Provided records Start Marker
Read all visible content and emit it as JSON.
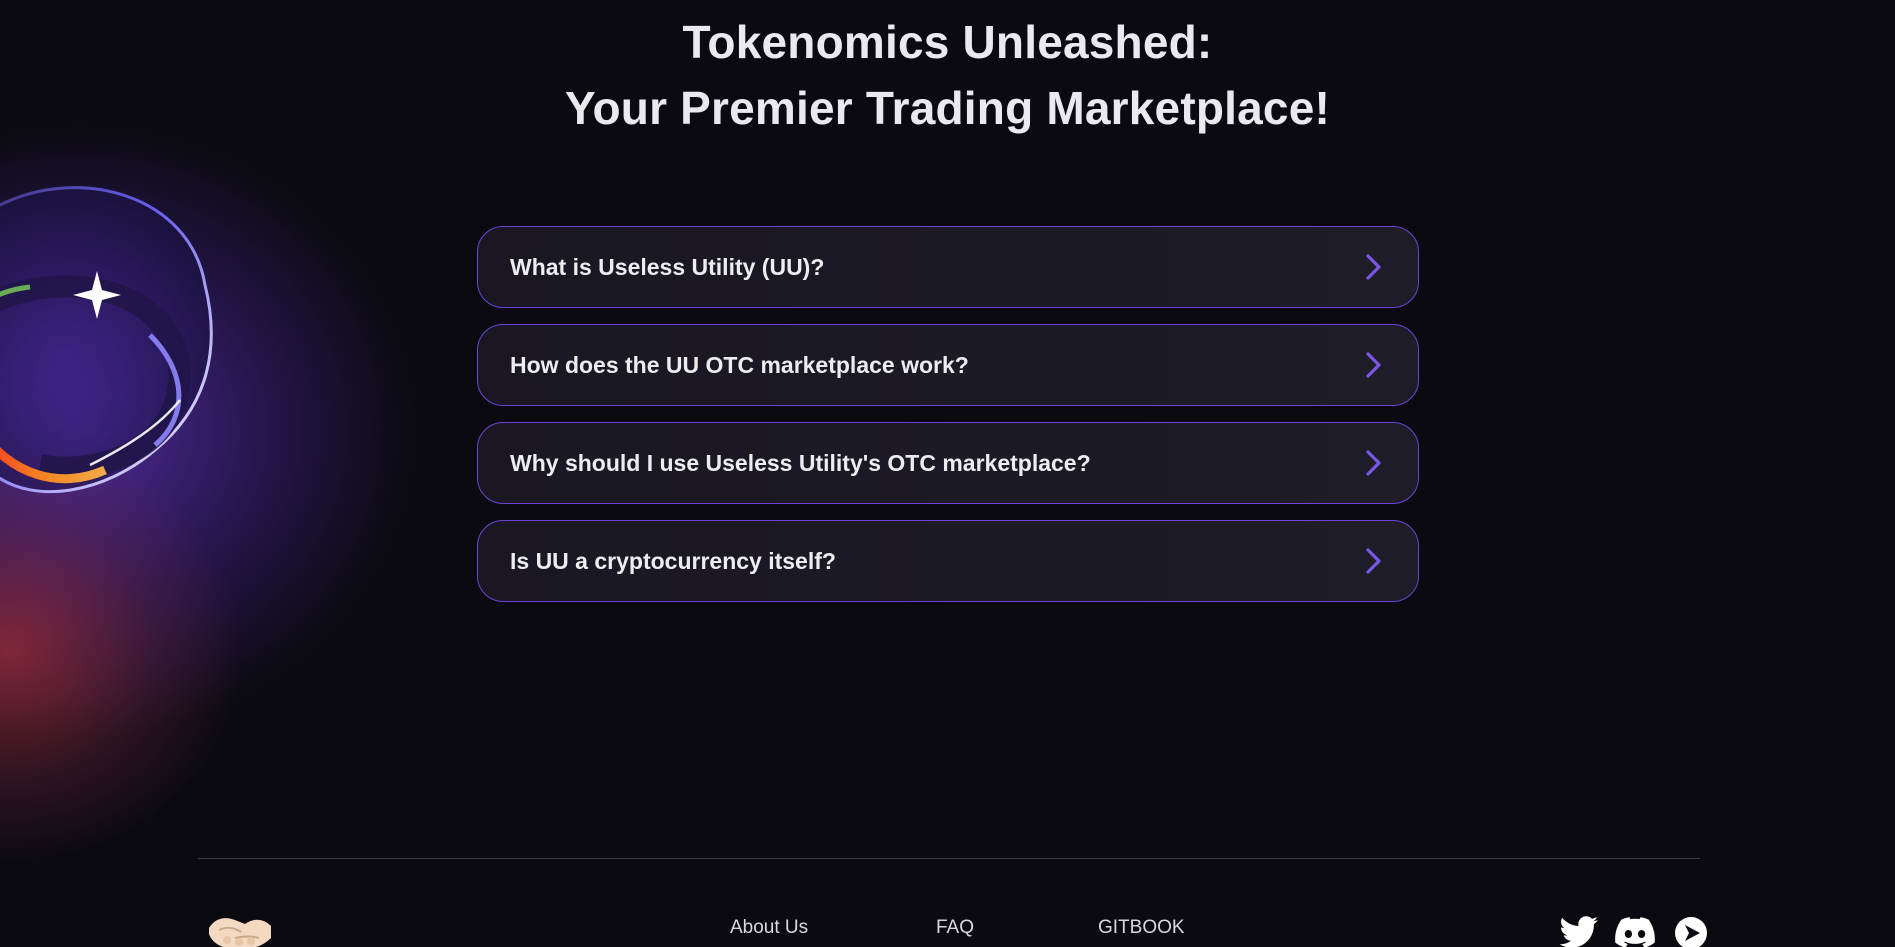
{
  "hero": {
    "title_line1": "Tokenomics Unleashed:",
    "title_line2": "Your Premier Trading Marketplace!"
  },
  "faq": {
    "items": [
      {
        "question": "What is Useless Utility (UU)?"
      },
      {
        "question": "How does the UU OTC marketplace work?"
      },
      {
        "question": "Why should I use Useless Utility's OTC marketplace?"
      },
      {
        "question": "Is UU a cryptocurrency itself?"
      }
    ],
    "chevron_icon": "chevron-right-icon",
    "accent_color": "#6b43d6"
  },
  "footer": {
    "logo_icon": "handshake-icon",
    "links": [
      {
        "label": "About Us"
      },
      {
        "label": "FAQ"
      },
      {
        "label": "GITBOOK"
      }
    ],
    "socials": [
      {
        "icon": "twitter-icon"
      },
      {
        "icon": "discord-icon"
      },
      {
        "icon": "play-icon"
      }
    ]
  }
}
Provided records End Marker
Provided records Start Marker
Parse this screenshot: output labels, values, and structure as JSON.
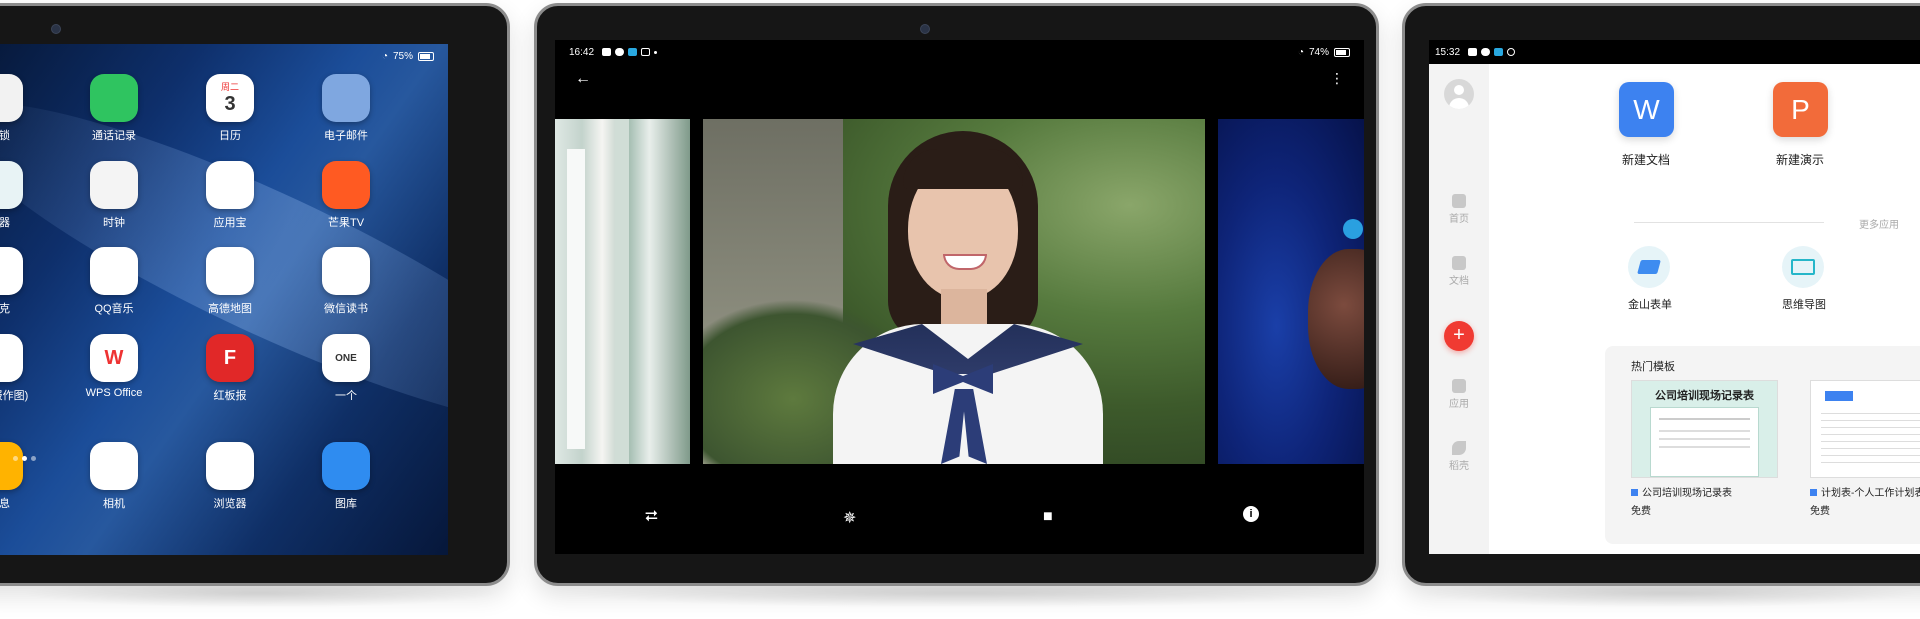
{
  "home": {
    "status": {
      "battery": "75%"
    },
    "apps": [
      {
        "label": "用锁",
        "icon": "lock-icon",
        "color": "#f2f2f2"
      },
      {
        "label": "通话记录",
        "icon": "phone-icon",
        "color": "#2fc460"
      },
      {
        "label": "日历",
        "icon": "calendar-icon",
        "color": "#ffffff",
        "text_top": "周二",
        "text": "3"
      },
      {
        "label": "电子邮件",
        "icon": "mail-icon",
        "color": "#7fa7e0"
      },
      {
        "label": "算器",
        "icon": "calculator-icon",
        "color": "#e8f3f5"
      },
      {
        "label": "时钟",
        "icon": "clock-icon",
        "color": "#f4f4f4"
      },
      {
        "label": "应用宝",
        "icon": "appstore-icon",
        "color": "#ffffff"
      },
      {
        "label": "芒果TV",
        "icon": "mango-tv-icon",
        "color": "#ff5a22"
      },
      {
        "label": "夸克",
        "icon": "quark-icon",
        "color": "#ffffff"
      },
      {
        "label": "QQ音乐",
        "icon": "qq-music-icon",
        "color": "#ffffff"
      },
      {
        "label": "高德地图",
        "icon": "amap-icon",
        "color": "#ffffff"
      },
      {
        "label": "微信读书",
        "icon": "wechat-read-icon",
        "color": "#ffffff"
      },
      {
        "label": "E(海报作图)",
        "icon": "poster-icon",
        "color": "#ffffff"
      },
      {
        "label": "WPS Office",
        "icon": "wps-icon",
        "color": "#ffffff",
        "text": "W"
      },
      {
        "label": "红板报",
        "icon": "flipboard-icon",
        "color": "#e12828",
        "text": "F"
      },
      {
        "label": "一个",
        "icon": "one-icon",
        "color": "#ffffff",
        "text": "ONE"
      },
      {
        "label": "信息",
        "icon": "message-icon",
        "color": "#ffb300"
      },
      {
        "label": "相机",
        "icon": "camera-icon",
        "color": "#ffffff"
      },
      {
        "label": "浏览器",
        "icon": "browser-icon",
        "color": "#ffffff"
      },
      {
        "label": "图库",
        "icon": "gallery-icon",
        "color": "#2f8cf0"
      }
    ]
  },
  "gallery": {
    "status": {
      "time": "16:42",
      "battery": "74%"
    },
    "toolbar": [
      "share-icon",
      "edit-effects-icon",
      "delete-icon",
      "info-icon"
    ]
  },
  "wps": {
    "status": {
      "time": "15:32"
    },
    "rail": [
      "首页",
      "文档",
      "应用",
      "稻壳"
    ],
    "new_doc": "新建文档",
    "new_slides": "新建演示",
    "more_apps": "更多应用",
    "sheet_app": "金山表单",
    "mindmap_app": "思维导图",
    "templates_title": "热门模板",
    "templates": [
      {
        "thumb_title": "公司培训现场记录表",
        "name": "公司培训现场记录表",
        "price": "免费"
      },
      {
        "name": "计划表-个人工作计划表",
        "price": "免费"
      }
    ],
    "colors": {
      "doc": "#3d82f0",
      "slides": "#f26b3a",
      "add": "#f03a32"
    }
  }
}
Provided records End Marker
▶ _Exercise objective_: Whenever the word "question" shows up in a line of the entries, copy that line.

▶ _Exercise output_:
        "question": "What is Useless Utility (UU)?"
        "question": "How does the UU OTC marketplace work?"
        "question": "Why should I use Useless Utility's OTC marketplace?"
        "question": "Is UU a cryptocurrency itself?"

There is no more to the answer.